The meeting provided opportunities to learn about Northwestern College and for attendees to connect with other Latino leaders and those involved in Hispanic ministries.
The event was initiated by Pastor Sergio Choy, president of the Minnesota Latino Pastors Network, and Fred Iglesia, D.Min., (director of the Northwestern College Bible Institute
(NBI) and professor of Biblical & Theological Studies), who share a vision of reaching the Latino community with the power of the Gospel. The NBI is an innovative program strategically partnering with local churches to provide sound Bible teaching beyond the NWC campus. From beginning with one site in 2000, the NBI has grown to three sites, including one in Spanish.
In his opening remarks at the meeting, Choy noted there is great urgency for the Latino community to be focused on education, as approximately 50 percent of Latinos are dropping out of high school. The Minnesota Latino Pastors Network presents an opportunity for “Latinos to serve Latinos,” he said. “We want to let people know education is important.” Choy commended Northwestern College for the efforts of the Northwestern College Bible Institute in bringing in-depth Bible education to the urban community.
Jesus Sanchez, a pastor for Comunidad Cristiana Tiempo Nuevo in Shakopee, attended the event with his wife and co-pastor, Asenet.
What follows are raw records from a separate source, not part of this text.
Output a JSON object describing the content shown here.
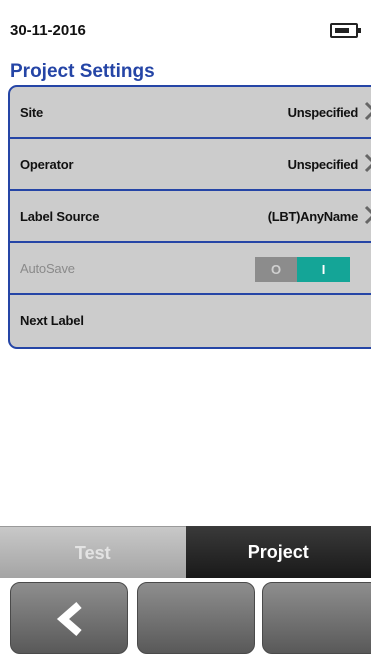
{
  "status": {
    "date": "30-11-2016",
    "battery_icon": "battery-icon"
  },
  "title": "Project Settings",
  "rows": [
    {
      "label": "Site",
      "value": "Unspecified"
    },
    {
      "label": "Operator",
      "value": "Unspecified"
    },
    {
      "label": "Label Source",
      "value": "(LBT)AnyName"
    },
    {
      "label": "AutoSave",
      "toggle_off": "O",
      "toggle_on": "I",
      "state": "on"
    },
    {
      "label": "Next Label"
    }
  ],
  "tabs": [
    {
      "label": "Test",
      "active": false
    },
    {
      "label": "Project",
      "active": true
    }
  ],
  "softkeys": {
    "back_icon": "chevron-left-icon"
  },
  "colors": {
    "accent": "#2545a6",
    "toggle_on": "#14a597",
    "panel": "#cccccc"
  }
}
At the conclusion of the luncheon Sanchez remarked that he found the program to be “Inspirational.”
According to Iglesia, the partnerships formed through the event will be “mutually beneficial in the strengthening and sharpening of our separate callings.” He noted that the visiting pastors were pleased to learn more about Northwestern, and in turn Northwestern will be pursuing further opportunities to serve the Latino community in Minnesota. Some opportunities already in progress include expanding NWC student participation in after-school tutoring programs in St. Paul, and having bi-lingual Spanish majors serve at upcoming events hosted by some of the pastors in attendance.
In addition to several presentations from college staff and faculty, the pastors’ meeting included worship, informal networking and an optional tour of KTIS Radio and the Mel Johnson Media Center.
Iglesia emphasized that the greatest outcome of the event will be advancement of God’s Kingdom, and that the event stands “as a unique moment for the cause of Christ.”